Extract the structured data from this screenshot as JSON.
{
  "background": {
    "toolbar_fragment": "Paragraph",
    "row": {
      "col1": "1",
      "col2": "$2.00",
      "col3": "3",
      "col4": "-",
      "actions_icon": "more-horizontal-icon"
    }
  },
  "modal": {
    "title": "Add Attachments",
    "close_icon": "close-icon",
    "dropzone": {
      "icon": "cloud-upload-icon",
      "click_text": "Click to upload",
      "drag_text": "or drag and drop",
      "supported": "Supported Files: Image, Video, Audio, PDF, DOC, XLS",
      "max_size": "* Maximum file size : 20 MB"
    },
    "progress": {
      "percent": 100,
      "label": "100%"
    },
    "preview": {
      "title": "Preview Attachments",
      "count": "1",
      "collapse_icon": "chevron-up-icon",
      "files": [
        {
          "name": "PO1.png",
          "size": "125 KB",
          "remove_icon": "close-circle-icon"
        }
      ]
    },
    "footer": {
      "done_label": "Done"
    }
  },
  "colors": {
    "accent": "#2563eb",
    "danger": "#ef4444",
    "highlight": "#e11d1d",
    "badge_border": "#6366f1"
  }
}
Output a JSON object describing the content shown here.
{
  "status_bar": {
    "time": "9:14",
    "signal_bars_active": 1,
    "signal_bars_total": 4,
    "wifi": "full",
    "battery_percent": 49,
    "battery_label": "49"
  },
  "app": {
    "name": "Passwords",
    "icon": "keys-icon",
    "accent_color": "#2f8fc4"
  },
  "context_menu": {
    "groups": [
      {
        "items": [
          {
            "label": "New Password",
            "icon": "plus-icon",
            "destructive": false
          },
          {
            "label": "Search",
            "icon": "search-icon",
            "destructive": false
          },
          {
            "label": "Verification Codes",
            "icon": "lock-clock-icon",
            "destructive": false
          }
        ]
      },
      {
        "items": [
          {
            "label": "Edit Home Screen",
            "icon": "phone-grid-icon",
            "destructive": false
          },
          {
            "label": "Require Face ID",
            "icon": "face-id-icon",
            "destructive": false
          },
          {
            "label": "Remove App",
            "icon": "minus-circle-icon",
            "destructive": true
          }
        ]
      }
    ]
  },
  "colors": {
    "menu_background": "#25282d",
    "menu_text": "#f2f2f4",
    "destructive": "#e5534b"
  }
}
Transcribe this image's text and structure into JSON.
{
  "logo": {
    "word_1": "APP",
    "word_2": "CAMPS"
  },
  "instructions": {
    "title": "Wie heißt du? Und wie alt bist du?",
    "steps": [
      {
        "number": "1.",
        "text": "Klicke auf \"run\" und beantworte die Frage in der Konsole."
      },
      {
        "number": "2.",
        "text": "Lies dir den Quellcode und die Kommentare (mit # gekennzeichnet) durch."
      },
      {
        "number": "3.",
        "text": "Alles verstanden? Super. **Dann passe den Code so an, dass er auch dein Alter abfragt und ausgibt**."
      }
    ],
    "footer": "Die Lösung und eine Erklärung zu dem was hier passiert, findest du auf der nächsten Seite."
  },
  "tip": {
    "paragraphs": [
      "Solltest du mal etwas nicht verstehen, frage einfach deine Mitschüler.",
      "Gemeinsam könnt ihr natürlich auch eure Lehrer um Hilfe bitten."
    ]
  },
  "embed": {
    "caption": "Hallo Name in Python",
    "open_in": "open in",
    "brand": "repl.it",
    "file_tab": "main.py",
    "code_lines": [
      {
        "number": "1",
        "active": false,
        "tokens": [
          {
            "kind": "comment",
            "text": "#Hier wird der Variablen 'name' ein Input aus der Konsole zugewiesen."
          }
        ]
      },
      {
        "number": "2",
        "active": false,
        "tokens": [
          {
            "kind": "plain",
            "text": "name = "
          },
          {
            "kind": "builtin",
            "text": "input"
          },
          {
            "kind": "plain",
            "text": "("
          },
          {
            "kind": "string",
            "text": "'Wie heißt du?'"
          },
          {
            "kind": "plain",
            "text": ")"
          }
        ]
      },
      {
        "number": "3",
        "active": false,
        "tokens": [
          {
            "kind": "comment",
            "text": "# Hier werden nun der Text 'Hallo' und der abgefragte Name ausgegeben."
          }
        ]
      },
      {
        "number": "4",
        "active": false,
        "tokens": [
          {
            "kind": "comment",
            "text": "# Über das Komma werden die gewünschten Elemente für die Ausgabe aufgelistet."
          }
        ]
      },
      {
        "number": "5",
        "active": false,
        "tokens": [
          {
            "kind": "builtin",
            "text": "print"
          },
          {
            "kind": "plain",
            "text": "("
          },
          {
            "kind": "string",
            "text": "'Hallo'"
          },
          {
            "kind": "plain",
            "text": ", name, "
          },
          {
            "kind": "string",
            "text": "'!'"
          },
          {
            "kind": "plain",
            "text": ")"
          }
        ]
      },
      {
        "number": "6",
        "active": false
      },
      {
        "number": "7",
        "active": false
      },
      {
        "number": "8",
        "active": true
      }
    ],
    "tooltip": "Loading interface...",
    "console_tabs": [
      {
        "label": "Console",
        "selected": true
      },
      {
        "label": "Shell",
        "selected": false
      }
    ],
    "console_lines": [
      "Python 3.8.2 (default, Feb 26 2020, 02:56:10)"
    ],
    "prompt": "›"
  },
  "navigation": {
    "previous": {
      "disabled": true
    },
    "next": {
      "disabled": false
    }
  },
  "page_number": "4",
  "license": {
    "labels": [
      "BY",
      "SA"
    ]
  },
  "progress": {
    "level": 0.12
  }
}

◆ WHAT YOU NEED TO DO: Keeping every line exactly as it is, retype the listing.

◆ EXERCISE SOLUTION:
Extract the structured data from this screenshot as JSON.
{
  "background": {
    "toolbar_fragment": "Paragraph",
    "row": {
      "col1": "1",
      "col2": "$2.00",
      "col3": "3",
      "col4": "-",
      "actions_icon": "more-horizontal-icon"
    }
  },
  "modal": {
    "title": "Add Attachments",
    "close_icon": "close-icon",
    "dropzone": {
      "icon": "cloud-upload-icon",
      "click_text": "Click to upload",
      "drag_text": "or drag and drop",
      "supported": "Supported Files: Image, Video, Audio, PDF, DOC, XLS",
      "max_size": "* Maximum file size : 20 MB"
    },
    "progress": {
      "percent": 100,
      "label": "100%"
    },
    "preview": {
      "title": "Preview Attachments",
      "count": "1",
      "collapse_icon": "chevron-up-icon",
      "files": [
        {
          "name": "PO1.png",
          "size": "125 KB",
          "remove_icon": "close-circle-icon"
        }
      ]
    },
    "footer": {
      "done_label": "Done"
    }
  },
  "colors": {
    "accent": "#2563eb",
    "danger": "#ef4444",
    "highlight": "#e11d1d",
    "badge_border": "#6366f1"
  }
}
Output a JSON object describing the content shown here.
{
  "status_bar": {
    "time": "9:14",
    "signal_bars_active": 1,
    "signal_bars_total": 4,
    "wifi": "full",
    "battery_percent": 49,
    "battery_label": "49"
  },
  "app": {
    "name": "Passwords",
    "icon": "keys-icon",
    "accent_color": "#2f8fc4"
  },
  "context_menu": {
    "groups": [
      {
        "items": [
          {
            "label": "New Password",
            "icon": "plus-icon",
            "destructive": false
          },
          {
            "label": "Search",
            "icon": "search-icon",
            "destructive": false
          },
          {
            "label": "Verification Codes",
            "icon": "lock-clock-icon",
            "destructive": false
          }
        ]
      },
      {
        "items": [
          {
            "label": "Edit Home Screen",
            "icon": "phone-grid-icon",
            "destructive": false
          },
          {
            "label": "Require Face ID",
            "icon": "face-id-icon",
            "destructive": false
          },
          {
            "label": "Remove App",
            "icon": "minus-circle-icon",
            "destructive": true
          }
        ]
      }
    ]
  },
  "colors": {
    "menu_background": "#25282d",
    "menu_text": "#f2f2f4",
    "destructive": "#e5534b"
  }
}
Transcribe this image's text and structure into JSON.
{
  "logo": {
    "word_1": "APP",
    "word_2": "CAMPS"
  },
  "instructions": {
    "title": "Wie heißt du? Und wie alt bist du?",
    "steps": [
      {
        "number": "1.",
        "text": "Klicke auf \"run\" und beantworte die Frage in der Konsole."
      },
      {
        "number": "2.",
        "text": "Lies dir den Quellcode und die Kommentare (mit # gekennzeichnet) durch."
      },
      {
        "number": "3.",
        "text": "Alles verstanden? Super. **Dann passe den Code so an, dass er auch dein Alter abfragt und ausgibt**."
      }
    ],
    "footer": "Die Lösung und eine Erklärung zu dem was hier passiert, findest du auf der nächsten Seite."
  },
  "tip": {
    "paragraphs": [
      "Solltest du mal etwas nicht verstehen, frage einfach deine Mitschüler.",
      "Gemeinsam könnt ihr natürlich auch eure Lehrer um Hilfe bitten."
    ]
  },
  "embed": {
    "caption": "Hallo Name in Python",
    "open_in": "open in",
    "brand": "repl.it",
    "file_tab": "main.py",
    "code_lines": [
      {
        "number": "1",
        "active": false,
        "tokens": [
          {
            "kind": "comment",
            "text": "#Hier wird der Variablen 'name' ein Input aus der Konsole zugewiesen."
          }
        ]
      },
      {
        "number": "2",
        "active": false,
        "tokens": [
          {
            "kind": "plain",
            "text": "name = "
          },
          {
            "kind": "builtin",
            "text": "input"
          },
          {
            "kind": "plain",
            "text": "("
          },
          {
            "kind": "string",
            "text": "'Wie heißt du?'"
          },
          {
            "kind": "plain",
            "text": ")"
          }
        ]
      },
      {
        "number": "3",
        "active": false,
        "tokens": [
          {
            "kind": "comment",
            "text": "# Hier werden nun der Text 'Hallo' und der abgefragte Name ausgegeben."
          }
        ]
      },
      {
        "number": "4",
        "active": false,
        "tokens": [
          {
            "kind": "comment",
            "text": "# Über das Komma werden die gewünschten Elemente für die Ausgabe aufgelistet."
          }
        ]
      },
      {
        "number": "5",
        "active": false,
        "tokens": [
          {
            "kind": "builtin",
            "text": "print"
          },
          {
            "kind": "plain",
            "text": "("
          },
          {
            "kind": "string",
            "text": "'Hallo'"
          },
          {
            "kind": "plain",
            "text": ", name, "
          },
          {
            "kind": "string",
            "text": "'!'"
          },
          {
            "kind": "plain",
            "text": ")"
          }
        ]
      },
      {
        "number": "6",
        "active": false
      },
      {
        "number": "7",
        "active": false
      },
      {
        "number": "8",
        "active": true
      }
    ],
    "tooltip": "Loading interface...",
    "console_tabs": [
      {
        "label": "Console",
        "selected": true
      },
      {
        "label": "Shell",
        "selected": false
      }
    ],
    "console_lines": [
      "Python 3.8.2 (default, Feb 26 2020, 02:56:10)"
    ],
    "prompt": "›"
  },
  "navigation": {
    "previous": {
      "disabled": true
    },
    "next": {
      "disabled": false
    }
  },
  "page_number": "4",
  "license": {
    "labels": [
      "BY",
      "SA"
    ]
  },
  "progress": {
    "level": 0.12
  }
}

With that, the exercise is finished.